Task requirements: Reproduce the entries exactly, but keep the pictures out of the copy.
==*==
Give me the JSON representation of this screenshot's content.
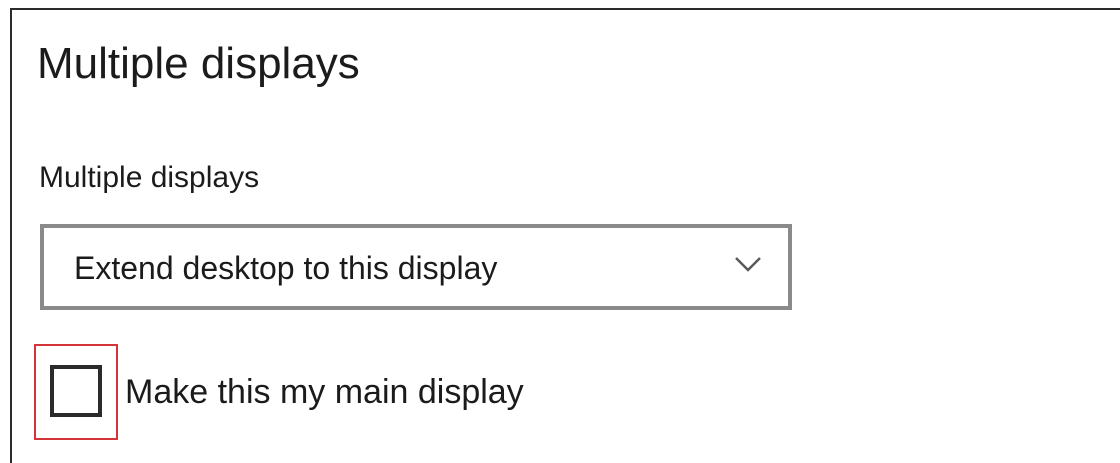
{
  "page": {
    "title": "Multiple displays"
  },
  "multiple_displays": {
    "label": "Multiple displays",
    "dropdown": {
      "selected_value": "Extend desktop to this display",
      "icon": "chevron-down-icon"
    },
    "main_display_checkbox": {
      "label": "Make this my main display",
      "checked": false,
      "highlight_color": "#d3343a"
    }
  }
}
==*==
Output for this exercise:
Give me the JSON representation of this screenshot's content.
{
  "page": {
    "title": "Multiple displays"
  },
  "multiple_displays": {
    "label": "Multiple displays",
    "dropdown": {
      "selected_value": "Extend desktop to this display",
      "icon": "chevron-down-icon"
    },
    "main_display_checkbox": {
      "label": "Make this my main display",
      "checked": false,
      "highlight_color": "#d3343a"
    }
  }
}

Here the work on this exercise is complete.